A trio of Apple patent filings relating to biometric input devices could reveal plans for a remote control, potentially destined for Apple TV, capable of distinguishing multiple users for association with custom profiles on a second device.
Published by the U.S. Patent and Trademark Office on Thursday, Apple's three applications are variations (1, 2, 3) on a biometric theme. Each mentions a device capable of collecting biometric information from a user, associating that data to a profile and remotely configuring a second device based on that information.
Apple has filed for numerous inventions touching on biometric-based user profiles, but today's applications are some of the first to incorporate claims intertwining such technology with a remotely controlled device. A television or set-top box is specifically employed as an example application in all three patents. And while Apple is quick to note the TV metaphor is meant only to illustrate its invention, the idea of a fingerprint reading remote control capable of seamlessly switching user preferences is perhaps the filings' most enticing application.
Each document has at its core a device with biometric sensing capabilities sensitive enough to positively identify a user or multiple users. Suitable sensors range from fingerprint scanners and cameras for facial recognition to retinal scanners and algorithms for deciphering voice prints.
Apple describes the biometric device as a dedicated remote control, though the invention also accommodates iPhones, current models of which sport Touch ID hardware. In such cases implementation would likely only require a software update as Apple's Remote iOS app is already capable of connecting with and controlling Apple TV.
In practice, a user interacts with the device in question to activate a profile on a second, remotely controlled device. Depending on sensor positioning, this process can happen naturally without much in the way of user interaction. For example, a fingerprint sensor might be disposed beneath a system power button, meaning the user would need only to pick up the remote and turn their TV on to load a preset configuration.
Along with usual system settings like favorite channels, brightness and contrast, volume controls and others, the invention supports multi-user access to certain functions. As an example, a husband and wife may have different app and channel settings, as well as files that are stored locally but accessed separately.

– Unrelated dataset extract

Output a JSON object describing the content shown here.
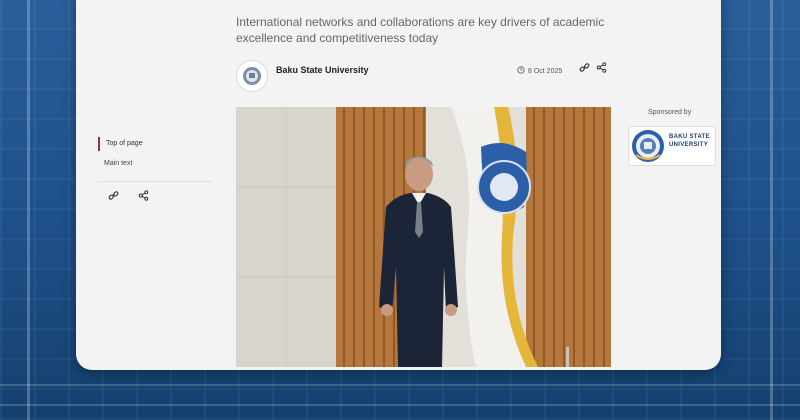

Personalized profiles might also be used to aid in content discovery and per-user purchasing, much like Touch ID and Apple's digital storefronts.
One of the more interesting applications deals with restrictions for children. Current Apple products, including Apple TV, have parental controls built in, but these settings must be toggled on and off with a passcode. By implementing fingerprint sensing, the system could be provisioned to restrict children from watching mature content without express biometric authorization from an adult.
In other examples, of which there are many in today's patent triad, a single user can provision multiple configurations to be accessed with different fingerprints or fingerprint sequences. Multiple users may also hide personal files protected behind their biometric identifier.
As with all Apple patent applications, it remains unclear if the company actually plans to ship a biometric-capable remote or something like it. According to recent rumors, however, Apple is set to launch an all-new remote with built-in touchpad alongside an expected Apple TV hardware refresh, a prime time to introduce Touch ID to the set-top streamer. Exactly when that revision is due is widely debated, though some reports point to a release this fall.
All three patent applications were filed for on the same day in January 2014 and credit Michael DiVincent, Nicole J. Hollopeter and Ruben Caballero as inventors.